With a smooth ball, the ball would only travel approximately half as far as a ball that had dimples would. The drag and lift forces on a ball are extremely sensitive to the depth of the dimples; any change in the depths of the dimples can produce a significant change in the trajectory of the ball in addition to the overall distance. Traditionally, dimples have been spherical in shape, however, it’s possible to optimize the ball’s aerodynamic performance with the use of other shapes. As an example, some manufacturers use hexagons instead of circular dimples.
The Original Golf Ball Design
In the past, golf balls were completely smooth. However, the golfers noticed that older golf balls that were dented and nicked, those that had slices and bumps in the cover, tended to fly much further. Of course, being golfers, players naturally gravitated toward anything that would give them the upper hand on the course, so most preferred using beat-up balls. At some point, an aerodynamicist had to have taken a look at this issue and suddenly realized that the cuts and nicks were working as turbulators, which introduced turbulence to the layer of air that was located directly next to the ball. Over the years, the golf ball went through many changes, resulting in the tough, lightweight dimpled ball you play with today. These balls are optimized for speed and distance and can take a golf game to the next level, with the right swing technique.

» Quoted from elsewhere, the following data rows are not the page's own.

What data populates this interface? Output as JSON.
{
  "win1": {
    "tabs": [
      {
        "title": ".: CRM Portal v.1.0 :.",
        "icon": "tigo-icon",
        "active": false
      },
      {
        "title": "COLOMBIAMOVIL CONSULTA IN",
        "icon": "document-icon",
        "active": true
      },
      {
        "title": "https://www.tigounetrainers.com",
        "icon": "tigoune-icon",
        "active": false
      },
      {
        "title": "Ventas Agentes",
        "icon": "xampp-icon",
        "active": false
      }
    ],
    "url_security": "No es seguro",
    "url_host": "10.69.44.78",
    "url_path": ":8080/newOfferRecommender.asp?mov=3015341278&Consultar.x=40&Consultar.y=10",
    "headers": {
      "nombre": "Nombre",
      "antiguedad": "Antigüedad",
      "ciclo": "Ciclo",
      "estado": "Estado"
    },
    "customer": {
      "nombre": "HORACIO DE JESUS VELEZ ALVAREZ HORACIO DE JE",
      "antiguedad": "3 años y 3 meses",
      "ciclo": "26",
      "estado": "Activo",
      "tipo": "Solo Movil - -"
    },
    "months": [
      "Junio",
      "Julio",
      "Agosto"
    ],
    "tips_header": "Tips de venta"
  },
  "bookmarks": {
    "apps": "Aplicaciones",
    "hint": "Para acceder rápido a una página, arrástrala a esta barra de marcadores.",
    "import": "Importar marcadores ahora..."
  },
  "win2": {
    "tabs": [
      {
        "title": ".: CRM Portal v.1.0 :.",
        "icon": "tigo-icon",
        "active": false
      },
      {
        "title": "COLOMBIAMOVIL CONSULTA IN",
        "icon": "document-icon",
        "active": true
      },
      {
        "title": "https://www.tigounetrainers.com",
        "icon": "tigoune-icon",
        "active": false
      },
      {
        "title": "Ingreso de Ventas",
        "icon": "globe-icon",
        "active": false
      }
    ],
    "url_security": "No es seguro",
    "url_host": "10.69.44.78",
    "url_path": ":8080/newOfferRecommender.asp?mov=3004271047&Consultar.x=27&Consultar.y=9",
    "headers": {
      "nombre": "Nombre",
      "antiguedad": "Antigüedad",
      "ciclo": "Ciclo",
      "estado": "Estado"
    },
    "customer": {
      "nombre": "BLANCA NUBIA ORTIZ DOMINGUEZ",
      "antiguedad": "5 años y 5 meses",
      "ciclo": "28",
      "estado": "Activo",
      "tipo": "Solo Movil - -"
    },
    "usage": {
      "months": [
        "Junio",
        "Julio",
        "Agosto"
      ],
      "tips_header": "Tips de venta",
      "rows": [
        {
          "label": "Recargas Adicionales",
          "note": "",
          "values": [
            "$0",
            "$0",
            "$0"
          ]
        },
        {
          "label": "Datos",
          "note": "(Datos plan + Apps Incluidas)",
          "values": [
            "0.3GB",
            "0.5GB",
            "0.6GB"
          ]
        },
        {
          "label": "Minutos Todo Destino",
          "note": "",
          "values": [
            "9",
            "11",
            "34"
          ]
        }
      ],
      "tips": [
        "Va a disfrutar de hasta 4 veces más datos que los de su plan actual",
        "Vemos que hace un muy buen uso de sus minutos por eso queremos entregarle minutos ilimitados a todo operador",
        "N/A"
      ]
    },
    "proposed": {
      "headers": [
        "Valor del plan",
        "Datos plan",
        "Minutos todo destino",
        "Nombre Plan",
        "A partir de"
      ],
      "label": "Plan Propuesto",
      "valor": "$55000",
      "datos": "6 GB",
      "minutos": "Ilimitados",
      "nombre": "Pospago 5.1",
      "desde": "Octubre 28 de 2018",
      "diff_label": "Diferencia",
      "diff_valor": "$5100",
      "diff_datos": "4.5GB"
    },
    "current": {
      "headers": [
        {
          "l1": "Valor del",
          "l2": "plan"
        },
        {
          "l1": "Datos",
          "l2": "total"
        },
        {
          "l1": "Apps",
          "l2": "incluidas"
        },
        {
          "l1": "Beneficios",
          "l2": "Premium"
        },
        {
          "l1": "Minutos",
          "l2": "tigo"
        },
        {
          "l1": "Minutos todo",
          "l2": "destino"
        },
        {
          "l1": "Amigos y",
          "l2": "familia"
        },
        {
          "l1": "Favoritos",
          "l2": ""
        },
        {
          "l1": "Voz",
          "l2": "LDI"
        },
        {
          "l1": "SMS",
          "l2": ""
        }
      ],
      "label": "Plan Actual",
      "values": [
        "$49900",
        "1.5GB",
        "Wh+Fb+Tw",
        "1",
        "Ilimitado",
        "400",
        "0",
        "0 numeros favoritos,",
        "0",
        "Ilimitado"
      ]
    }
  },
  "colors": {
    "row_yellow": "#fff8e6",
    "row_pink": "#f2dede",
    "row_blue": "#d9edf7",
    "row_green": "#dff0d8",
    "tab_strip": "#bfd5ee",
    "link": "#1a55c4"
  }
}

To learn more about adding some yardage to your swing, click here to read my article on golf distance control tips.
Now that you know why are golf ball dimples important, you may have a whole new appreciation for the rough texture and how they have such a major impact on how much spin your ball has and the type of distance it can go. Over the years, the design of the golf ball has evolved. Made with different textures, multiple layers, and new materials, designed with performance in mind, these balls are able to travel further than ever before. The addition of different styles of dimples may or may not have an impact on how well you play or the type of golfer you are, but it’s interesting to learn that these small dimples can really help your ball go the distance.